Some people feel that you can "discover" your own breath prayer by ... amazingly enough ... getting quiet and praying about it. Others develop their prayer by imagining a conversation with God, asking for what they really want, and combining that request with their favorite name for God (as in "Jesus give me peace" or "Father show me your love.") You can create a breath prayer out of a favorite piece of Scripture, or just pick a classic like "Come, Lord Jesus."

My breath prayer  is "Come, Holy Spirit," which invites the Holy Spirit to control my mind (such as it is these days.) It's four syllables, and I think it would be tough to go beyond six to eight.

Once you've picked it, practice it.  Say it as you breathe while you are walking or waiting in line.

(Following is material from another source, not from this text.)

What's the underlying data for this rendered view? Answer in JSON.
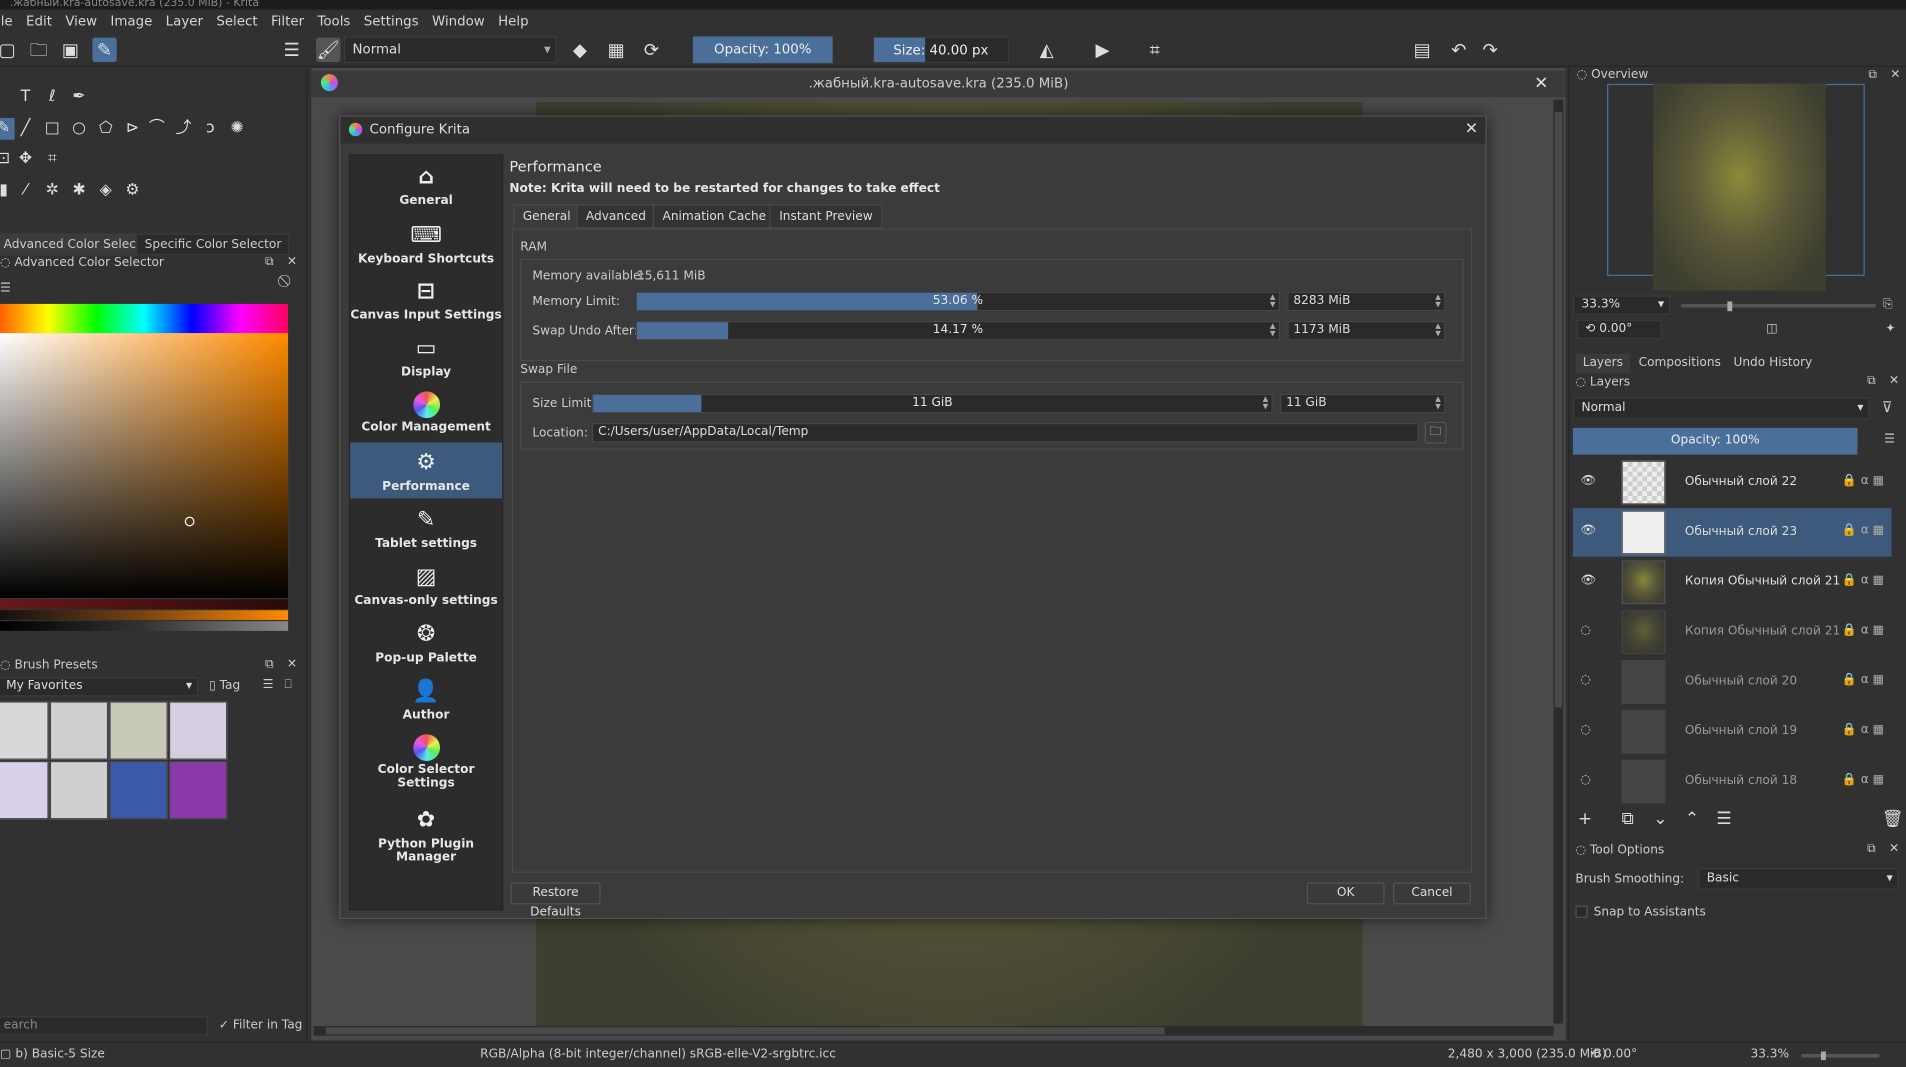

Try it when you are agitated and when you are enjoying the beauty of nature.  And say it as you are going to sleep, after you've figured out five things you are grateful for.  It is truly restorative. A breath of fresh air, no less.

Friday, November 5, 2010

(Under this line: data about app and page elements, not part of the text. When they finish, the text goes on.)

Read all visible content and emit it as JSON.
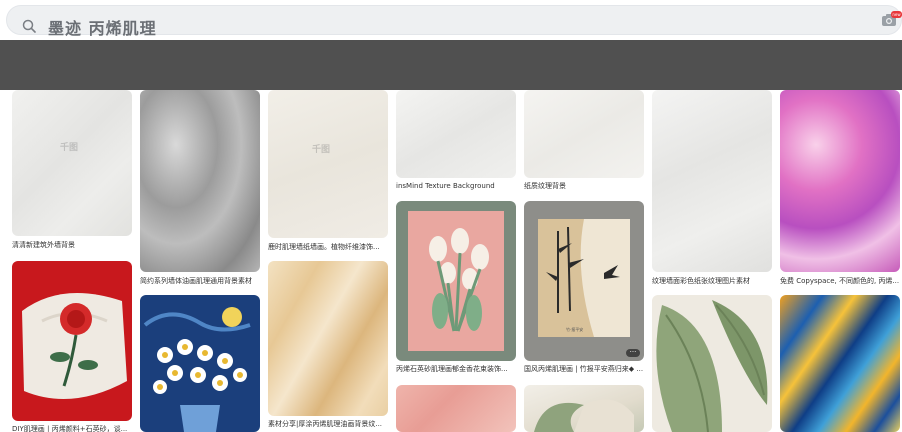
{
  "search": {
    "query": "墨迹 丙烯肌理",
    "badge": "new"
  },
  "results": [
    {
      "caption": "清清新建筑外墙背景",
      "watermark": "千图"
    },
    {
      "caption": "DIY肌理画丨丙烯颜料+石英砂，谈..."
    },
    {
      "caption": "简约系列墙体油画肌理通用背景素材"
    },
    {
      "caption": ""
    },
    {
      "caption": "鹿时肌理墙纸墙画。植物纤维漆饰...",
      "watermark": "千图"
    },
    {
      "caption": "素材分享|厚涂丙烯肌理油画背景纹..."
    },
    {
      "caption": "insMind Texture Background"
    },
    {
      "caption": "丙烯石英砂肌理画郁金香花束装饰..."
    },
    {
      "caption": ""
    },
    {
      "caption": "纸质纹理背景"
    },
    {
      "caption": "国风丙烯肌理画 | 竹报平安燕归来◆ ...",
      "more": "···",
      "art_caption": "竹·报平安"
    },
    {
      "caption": ""
    },
    {
      "caption": "纹理墙面彩色纸张纹理图片素材"
    },
    {
      "caption": ""
    },
    {
      "caption": "免费 Copyspace, 不同颜色的, 丙烯..."
    },
    {
      "caption": ""
    }
  ],
  "colors": {
    "dark_band": "#505050",
    "search_bg": "#eef0f2",
    "badge": "#e8373a"
  }
}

Are you all right?

Staying sane when those in your house are not ... literally ... can be one of the biggest challenges of taking care of people with mental illness. Yes, it's possible.  But you also can end up with the old drop-the-frog-in-cold-water-and-turn-up-the-heat syndrome.  So it doesn't hurt to ask: Are you all right? 

Are you literally feeling sick to your stomach when you have to deal with your loved one with mental illness?

Are you lying about what's going on in your house? I know that many, if not most, people choose to conceal the severity of what they go through.  But if you are lying to cover up scary behavior or conceal violence that is taking place, you need to talk to someone whose judgment you trust about the situation. I also become very concerned when I hear that someone has not told an accountability group ... like a small group ... about the situation at home.

Are you getting isolated?

Are you making decisions from a place of fear or guilt? 

Are you showing symptoms of depression? (This could be sleep issues, gaining or losing weight, losing interest in your favorite activities or even having your own suicidal thoughts.)

We all know that we can't change the person with mental illness.  But we do have the power to change the situation we are in by changing ourselves: taking care of our health, taking much of our own lives back and getting off the roller coaster. So keep an eye on yourself.  If only because you know your own mental health is critical to your loved one's life.